---- RECORD EXTRACTS

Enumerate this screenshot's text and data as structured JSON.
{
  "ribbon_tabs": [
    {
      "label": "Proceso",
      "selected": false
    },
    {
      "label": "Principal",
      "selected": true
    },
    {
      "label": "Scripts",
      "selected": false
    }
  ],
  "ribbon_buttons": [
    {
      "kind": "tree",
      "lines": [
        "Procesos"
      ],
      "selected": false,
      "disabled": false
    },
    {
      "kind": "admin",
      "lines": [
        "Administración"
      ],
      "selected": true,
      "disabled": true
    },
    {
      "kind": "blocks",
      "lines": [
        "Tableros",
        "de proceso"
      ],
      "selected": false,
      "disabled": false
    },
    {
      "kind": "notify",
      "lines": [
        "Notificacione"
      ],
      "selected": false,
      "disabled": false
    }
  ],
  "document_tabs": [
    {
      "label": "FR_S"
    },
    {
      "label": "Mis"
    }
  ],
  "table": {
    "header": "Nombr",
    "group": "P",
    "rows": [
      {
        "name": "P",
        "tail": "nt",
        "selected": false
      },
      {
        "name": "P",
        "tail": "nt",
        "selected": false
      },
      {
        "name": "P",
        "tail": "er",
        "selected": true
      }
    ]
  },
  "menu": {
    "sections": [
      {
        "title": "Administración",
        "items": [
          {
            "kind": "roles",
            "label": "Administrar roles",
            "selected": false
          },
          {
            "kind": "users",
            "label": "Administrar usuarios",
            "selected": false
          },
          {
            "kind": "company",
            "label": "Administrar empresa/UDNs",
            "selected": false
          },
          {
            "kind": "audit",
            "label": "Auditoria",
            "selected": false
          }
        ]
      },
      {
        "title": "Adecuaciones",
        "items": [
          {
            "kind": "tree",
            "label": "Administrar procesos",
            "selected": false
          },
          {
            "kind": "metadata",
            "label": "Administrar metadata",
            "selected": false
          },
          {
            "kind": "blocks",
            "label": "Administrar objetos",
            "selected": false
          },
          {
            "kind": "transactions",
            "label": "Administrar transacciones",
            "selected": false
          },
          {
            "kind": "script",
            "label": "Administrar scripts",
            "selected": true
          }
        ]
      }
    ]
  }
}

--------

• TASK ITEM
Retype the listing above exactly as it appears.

• COMPLETED TASK
Enumerate this screenshot's text and data as structured JSON.
{
  "ribbon_tabs": [
    {
      "label": "Proceso",
      "selected": false
    },
    {
      "label": "Principal",
      "selected": true
    },
    {
      "label": "Scripts",
      "selected": false
    }
  ],
  "ribbon_buttons": [
    {
      "kind": "tree",
      "lines": [
        "Procesos"
      ],
      "selected": false,
      "disabled": false
    },
    {
      "kind": "admin",
      "lines": [
        "Administración"
      ],
      "selected": true,
      "disabled": true
    },
    {
      "kind": "blocks",
      "lines": [
        "Tableros",
        "de proceso"
      ],
      "selected": false,
      "disabled": false
    },
    {
      "kind": "notify",
      "lines": [
        "Notificacione"
      ],
      "selected": false,
      "disabled": false
    }
  ],
  "document_tabs": [
    {
      "label": "FR_S"
    },
    {
      "label": "Mis"
    }
  ],
  "table": {
    "header": "Nombr",
    "group": "P",
    "rows": [
      {
        "name": "P",
        "tail": "nt",
        "selected": false
      },
      {
        "name": "P",
        "tail": "nt",
        "selected": false
      },
      {
        "name": "P",
        "tail": "er",
        "selected": true
      }
    ]
  },
  "menu": {
    "sections": [
      {
        "title": "Administración",
        "items": [
          {
            "kind": "roles",
            "label": "Administrar roles",
            "selected": false
          },
          {
            "kind": "users",
            "label": "Administrar usuarios",
            "selected": false
          },
          {
            "kind": "company",
            "label": "Administrar empresa/UDNs",
            "selected": false
          },
          {
            "kind": "audit",
            "label": "Auditoria",
            "selected": false
          }
        ]
      },
      {
        "title": "Adecuaciones",
        "items": [
          {
            "kind": "tree",
            "label": "Administrar procesos",
            "selected": false
          },
          {
            "kind": "metadata",
            "label": "Administrar metadata",
            "selected": false
          },
          {
            "kind": "blocks",
            "label": "Administrar objetos",
            "selected": false
          },
          {
            "kind": "transactions",
            "label": "Administrar transacciones",
            "selected": false
          },
          {
            "kind": "script",
            "label": "Administrar scripts",
            "selected": true
          }
        ]
      }
    ]
  }
}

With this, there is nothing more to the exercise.